I know a couple of people who agree to report word count at the end of their writing day, and just the knowledge that they have to report something or lose face is sufficient motivation to get them started.
Great. So now that you’re motivated to start, how do you actually, um, you know, start?
One thing I’ve found is that if I’m working steadily, I’m thinking about the story all the time, even when it looks like I’m doing something else – even when I don’t think I’m thinking about it. When that happens, I’m in the zone, and the story itself prods me to begin. I know what’s going to happen next, and I sit down and write it. I’m not frightened by the prospect of the empty page, because I already know how I’m going to fill it.
At other times, however, I manage by tricking myself into starting. Maybe I feel a little dull today, maybe I don’t know exactly what’s going to happen next in the book. Maybe the word count or the number of hours I have to put in feels more daunting and unachievable than usual. That’s okay though; you know what? I’m not going to worry about that today; maybe I’ll take the day off. All I have to do to give myself the day off is read over what I wrote yesterday for, you know, fixing the commas and such. That’s all, no pressure, just read over yesterday’s stuff. Or, if I’m revising, just read over my notes, that’s all. Nothing scary, nothing daunting in that, is there?
You know how often doing this has resulted in my actually taking the day off? Not once. Every time, reducing what I was doing to some manageable part of the whole, I was able to trick myself into starting to write. I’m fully aware that I’m “tricking” myself, and it still works.
Then there are those moments when the ideas just don’t come – not even the idea for the very next sentence. That’s an entirely different dilemma from the one that controls motivation, and has to be dealt with differently. Keep in mind that I’m not talking about writer’s block, which I think is a true psychological condition like depression, but just a stall, a stutter of the brain, like an old vinyl record skipping. An inability to get past the point you’re at.

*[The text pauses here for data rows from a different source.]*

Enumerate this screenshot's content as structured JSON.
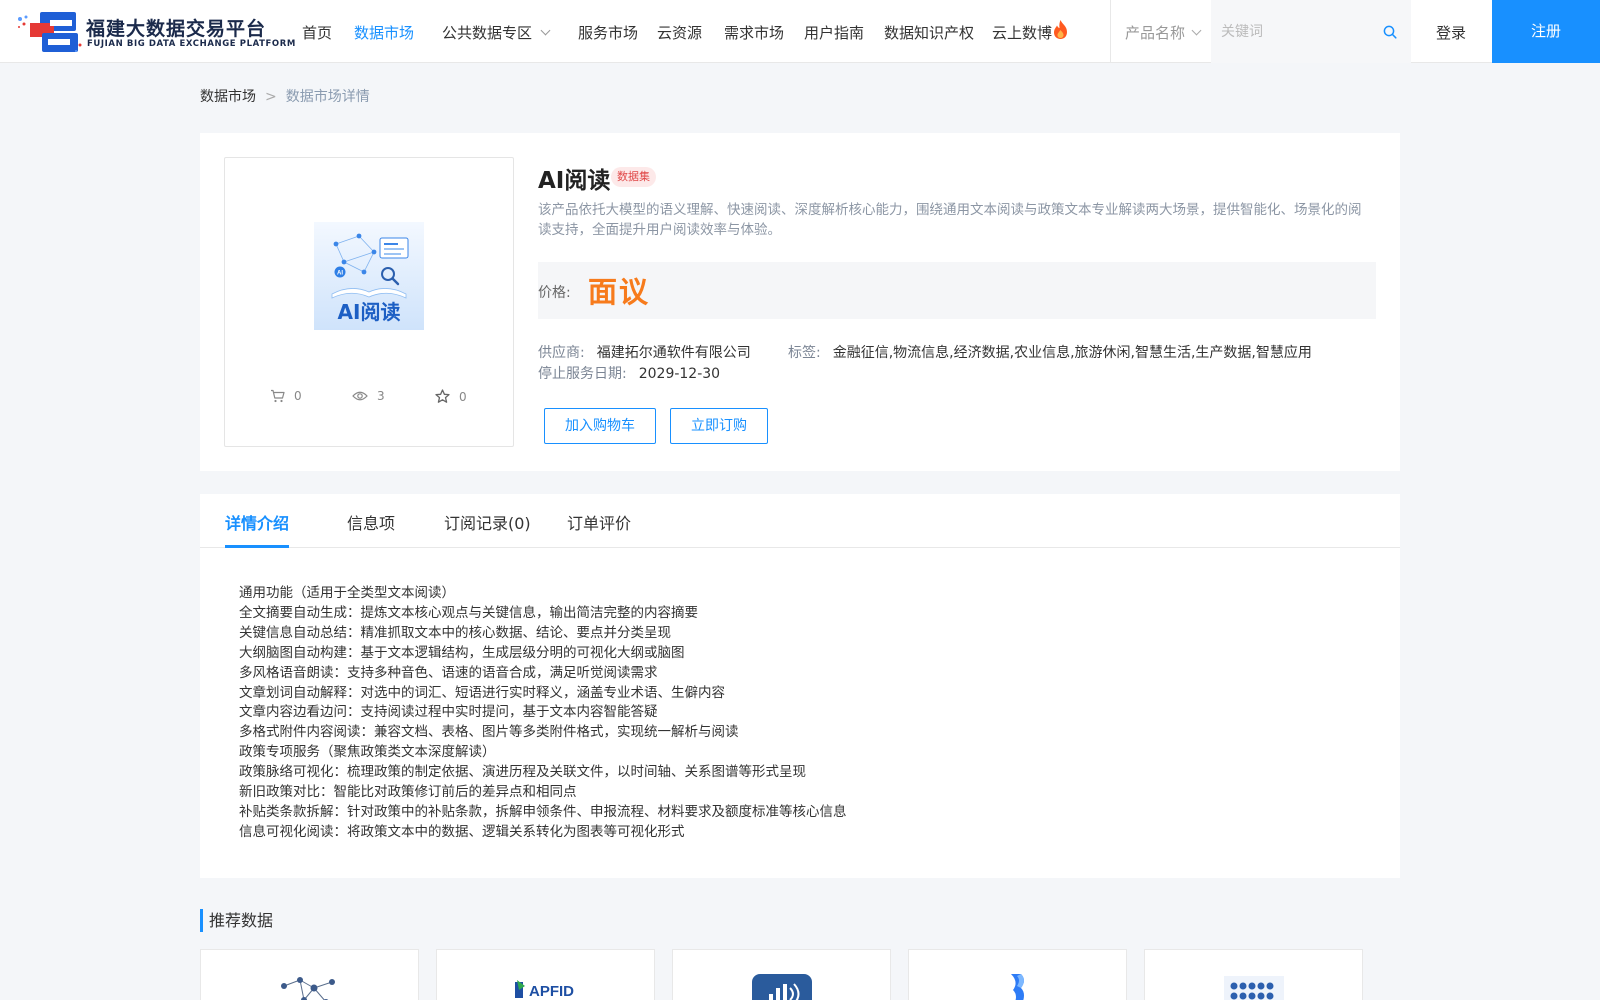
{
  "header": {
    "logo_title": "福建大数据交易平台",
    "logo_subtitle": "FUJIAN BIG DATA EXCHANGE PLATFORM",
    "nav": [
      {
        "label": "首页"
      },
      {
        "label": "数据市场",
        "active": true
      },
      {
        "label": "公共数据专区",
        "has_dropdown": true
      },
      {
        "label": "服务市场"
      },
      {
        "label": "云资源"
      },
      {
        "label": "需求市场"
      },
      {
        "label": "用户指南"
      },
      {
        "label": "数据知识产权"
      },
      {
        "label": "云上数博",
        "icon": "fire-icon"
      }
    ],
    "search": {
      "select_value": "产品名称",
      "placeholder": "关键词",
      "value": ""
    },
    "login_label": "登录",
    "register_label": "注册"
  },
  "breadcrumb": {
    "items": [
      "数据市场",
      "数据市场详情"
    ],
    "separator": ">"
  },
  "product": {
    "thumbnail_text": "AI阅读",
    "title": "AI阅读",
    "badge": "数据集",
    "description": "该产品依托大模型的语义理解、快速阅读、深度解析核心能力，围绕通用文本阅读与政策文本专业解读两大场景，提供智能化、场景化的阅读支持，全面提升用户阅读效率与体验。",
    "price_label": "价格:",
    "price_value": "面议",
    "supplier_label": "供应商:",
    "supplier_value": "福建拓尔通软件有限公司",
    "tags_label": "标签:",
    "tags_value": "金融征信,物流信息,经济数据,农业信息,旅游休闲,智慧生活,生产数据,智慧应用",
    "stop_date_label": "停止服务日期:",
    "stop_date_value": "2029-12-30",
    "stats": {
      "cart": "0",
      "views": "3",
      "favorites": "0"
    },
    "add_cart_label": "加入购物车",
    "subscribe_label": "立即订购"
  },
  "tabs": [
    {
      "label": "详情介绍",
      "active": true
    },
    {
      "label": "信息项"
    },
    {
      "label": "订阅记录(0)"
    },
    {
      "label": "订单评价"
    }
  ],
  "detail_lines": [
    "通用功能（适用于全类型文本阅读）",
    "全文摘要自动生成：提炼文本核心观点与关键信息，输出简洁完整的内容摘要",
    "关键信息自动总结：精准抓取文本中的核心数据、结论、要点并分类呈现",
    "大纲脑图自动构建：基于文本逻辑结构，生成层级分明的可视化大纲或脑图",
    "多风格语音朗读：支持多种音色、语速的语音合成，满足听觉阅读需求",
    "文章划词自动解释：对选中的词汇、短语进行实时释义，涵盖专业术语、生僻内容",
    "文章内容边看边问：支持阅读过程中实时提问，基于文本内容智能答疑",
    "多格式附件内容阅读：兼容文档、表格、图片等多类附件格式，实现统一解析与阅读",
    "政策专项服务（聚焦政策类文本深度解读）",
    "政策脉络可视化：梳理政策的制定依据、演进历程及关联文件，以时间轴、关系图谱等形式呈现",
    "新旧政策对比：智能比对政策修订前后的差异点和相同点",
    "补贴类条款拆解：针对政策中的补贴条款，拆解申领条件、申报流程、材料要求及额度标准等核心信息",
    "信息可视化阅读：将政策文本中的数据、逻辑关系转化为图表等可视化形式"
  ],
  "recommended": {
    "title": "推荐数据",
    "cards": [
      {
        "icon": "network-graph-icon"
      },
      {
        "icon": "apfid-logo-icon"
      },
      {
        "icon": "signal-chart-icon"
      },
      {
        "icon": "blue-ribbon-logo-icon"
      },
      {
        "icon": "dot-grid-logo-icon"
      }
    ]
  }
}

Sometimes, when this happens, skipping ahead is the thing to do. There was a point in writing The Mirror Prince when I just couldn’t get my characters out of a locked room. I kept writing and I kept writing. The chapter got longer and the chapter got longer. And those two miserable bastards were still in the room. I had occasion to speak to my editor, and when I mentioned my problem, the conversation went something like this:
SG: Do you know what the next scene is?
SG:Skip to it. You can come back and get them out of the room later. You may find that once they’re actually out, you’ll know how they did it.
Skip ahead. Come back and fix it later. Wow. Why didn’t I think of that?
Wait a minute. What about that “fix it later” thing? This revising topic is starting to haunt me, so I’ll write about that next time.
Violette Malan is the author of the Dhulyn and Parno series of sword and sorcery adventures, as well as the Mirror Lands series of primary world fantasies. As VM Escalada, she writes the soon-to-be released Halls of Law series. Visit her website:www.violettemalan.com